When I was a kid, and before I actually ever went to one, an “outlet” was an entity of mysterious retail dreams. For the longest time, I was under the impression—because, I think, one of my idiot friends told me this—that the outlet was a place to find not only merchandise unavailable at its regular store counterpart, but also for considerably less money. The outlet, you see, eliminated the middleman. No more insane markups; these would be direct-from-the-manufacturer purchases. This was like a real-life infomercial, and I was never prouder to live in this land called America than when I spoke of the outlet store.
Finally, by my senior year in high school, I was presented the chance to go with some friends to “the outlets” somewhere in north Jersey. I think the town itself was called “The Outlets” because that’s the only thing people went there for. The streets were paved with jeans and the mayor was Tommy Hilfiger, some claimed. As if some dream had come true, I would actually be going to the fabled Nike outlet. I think I brought $25, and I had planned on coming home with three pairs of sneakers and some shirts.
Those certain disappointments in life that result from, as retrospect later proves, child-like naïveté become embedded in our souls, and this was one of those times. There was nothing for me to buy at the outlets for $25, and this was in 1996, when $25 was worth like $75. I bought a Cinnabon at the food court and lost the change when it fell out of my pocket on the car ride home. The outlets, by my estimation, were ten times more expensive than any store I had been to in my life. Also, my entire time there was spent being trampled by people who could, apparently, afford to purchase the merchandise, or were tying to steal it.
I was reminded of my childhood outlet experience when it was revealed recently that the Tanger Outlet Center will be built next to Westgate City Center. Regardless of my own personal aversion to outlets, this is, I think, good news. The outlets will reportedly bring with them up to 900 retail jobs, and many feel as though this will provide an economic boost to Westgate itself.
The reason Westgate needs an economic boost is because not many people were going to its retail stores—evidenced by, ya’ know, Westgate’s foreclosure—but now more stores will be nearby, so … yeah. According to various economists whom I have not actually spoken to, the economy is down not because people don’t have money, but because people don’t have enough places to spend the money they don’t have. Surely, many locals have said, “Westgate is alright, I guess. But call me when they build something next to Westgate that is like Westgate but with more stores. Then I’ll go.”
The Tanger Outlets will undoubtedly relieve the immense local pressure for more apparel. It probably won’t help the struggling Centerline District, or the Coyotes, or the locally unemployed who are overqualified to fold shirts, but still. It will help. Because that is what people are saying.

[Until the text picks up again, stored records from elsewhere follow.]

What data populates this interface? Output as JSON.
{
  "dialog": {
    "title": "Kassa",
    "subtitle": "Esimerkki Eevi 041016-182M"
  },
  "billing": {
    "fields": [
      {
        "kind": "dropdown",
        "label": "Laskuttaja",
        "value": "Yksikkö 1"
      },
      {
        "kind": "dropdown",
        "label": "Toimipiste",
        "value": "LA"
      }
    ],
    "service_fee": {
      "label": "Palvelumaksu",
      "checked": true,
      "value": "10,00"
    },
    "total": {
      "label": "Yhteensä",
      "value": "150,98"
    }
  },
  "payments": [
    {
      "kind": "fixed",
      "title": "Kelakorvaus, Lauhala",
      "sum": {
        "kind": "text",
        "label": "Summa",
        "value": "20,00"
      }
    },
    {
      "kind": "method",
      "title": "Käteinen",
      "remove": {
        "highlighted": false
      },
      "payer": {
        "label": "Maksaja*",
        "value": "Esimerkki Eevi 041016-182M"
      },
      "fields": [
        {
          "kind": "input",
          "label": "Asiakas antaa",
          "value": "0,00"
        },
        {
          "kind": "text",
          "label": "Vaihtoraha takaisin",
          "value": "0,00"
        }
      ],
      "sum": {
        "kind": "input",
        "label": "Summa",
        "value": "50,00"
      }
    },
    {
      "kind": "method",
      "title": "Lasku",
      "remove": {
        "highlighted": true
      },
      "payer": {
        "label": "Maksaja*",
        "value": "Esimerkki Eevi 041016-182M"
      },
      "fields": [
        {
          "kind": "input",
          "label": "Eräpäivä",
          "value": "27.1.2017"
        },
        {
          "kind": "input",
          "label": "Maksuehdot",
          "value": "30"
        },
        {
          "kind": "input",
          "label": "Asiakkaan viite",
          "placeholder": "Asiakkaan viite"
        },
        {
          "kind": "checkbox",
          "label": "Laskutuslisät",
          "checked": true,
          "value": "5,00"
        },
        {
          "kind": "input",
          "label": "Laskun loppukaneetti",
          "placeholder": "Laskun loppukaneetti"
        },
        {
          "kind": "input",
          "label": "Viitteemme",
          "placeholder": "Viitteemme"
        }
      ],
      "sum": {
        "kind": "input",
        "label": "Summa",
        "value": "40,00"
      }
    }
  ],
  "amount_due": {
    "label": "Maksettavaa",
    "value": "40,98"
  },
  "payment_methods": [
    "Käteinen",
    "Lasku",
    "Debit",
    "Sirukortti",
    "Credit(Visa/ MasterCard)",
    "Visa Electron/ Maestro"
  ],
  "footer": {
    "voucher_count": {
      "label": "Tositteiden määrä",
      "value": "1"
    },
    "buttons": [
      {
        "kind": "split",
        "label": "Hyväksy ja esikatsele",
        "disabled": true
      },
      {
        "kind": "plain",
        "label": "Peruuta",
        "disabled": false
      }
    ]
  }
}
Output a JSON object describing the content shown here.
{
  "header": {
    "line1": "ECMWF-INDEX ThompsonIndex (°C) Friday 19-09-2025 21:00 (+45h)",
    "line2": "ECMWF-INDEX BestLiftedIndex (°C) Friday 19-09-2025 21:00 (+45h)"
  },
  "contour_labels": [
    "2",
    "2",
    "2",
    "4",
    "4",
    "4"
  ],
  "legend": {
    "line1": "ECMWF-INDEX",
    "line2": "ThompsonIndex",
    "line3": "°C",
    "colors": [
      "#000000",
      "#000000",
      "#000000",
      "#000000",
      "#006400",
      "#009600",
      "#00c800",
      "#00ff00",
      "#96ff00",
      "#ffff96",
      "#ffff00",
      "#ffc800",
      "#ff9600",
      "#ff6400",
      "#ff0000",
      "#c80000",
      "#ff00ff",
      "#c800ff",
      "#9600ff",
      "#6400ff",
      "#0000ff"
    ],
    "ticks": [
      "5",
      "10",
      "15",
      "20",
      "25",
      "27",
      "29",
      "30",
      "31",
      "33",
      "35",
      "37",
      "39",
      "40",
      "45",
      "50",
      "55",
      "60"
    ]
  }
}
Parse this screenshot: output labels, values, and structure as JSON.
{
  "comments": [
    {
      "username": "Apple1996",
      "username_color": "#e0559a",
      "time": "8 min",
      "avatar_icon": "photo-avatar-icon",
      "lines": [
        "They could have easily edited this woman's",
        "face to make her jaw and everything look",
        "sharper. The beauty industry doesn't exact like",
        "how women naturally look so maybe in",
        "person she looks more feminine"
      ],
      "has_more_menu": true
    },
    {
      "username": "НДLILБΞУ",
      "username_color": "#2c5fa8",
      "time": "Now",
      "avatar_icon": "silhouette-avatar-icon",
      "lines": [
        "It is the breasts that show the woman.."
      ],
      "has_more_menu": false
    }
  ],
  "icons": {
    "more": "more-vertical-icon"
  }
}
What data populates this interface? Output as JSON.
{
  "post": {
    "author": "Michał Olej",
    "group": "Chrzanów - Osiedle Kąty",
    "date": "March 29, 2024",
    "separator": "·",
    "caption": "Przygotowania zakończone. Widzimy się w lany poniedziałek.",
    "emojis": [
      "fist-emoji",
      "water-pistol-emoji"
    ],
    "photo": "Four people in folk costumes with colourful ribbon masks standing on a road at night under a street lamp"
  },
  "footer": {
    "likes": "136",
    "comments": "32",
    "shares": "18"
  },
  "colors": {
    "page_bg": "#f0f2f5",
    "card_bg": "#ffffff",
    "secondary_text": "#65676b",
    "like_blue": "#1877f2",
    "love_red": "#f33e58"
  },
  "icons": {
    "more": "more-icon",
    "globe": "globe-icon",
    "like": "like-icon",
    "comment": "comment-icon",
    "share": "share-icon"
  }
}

Although it may not help me, personally. I am 33-years old and still cannot afford to shop at outlets. I shop at Kohl’s. On the rare occasion I find myself at an outlet store, I go immediately to the clearance section, where I might purchase a t-shirt so that I can say I participated in the process. God bless America.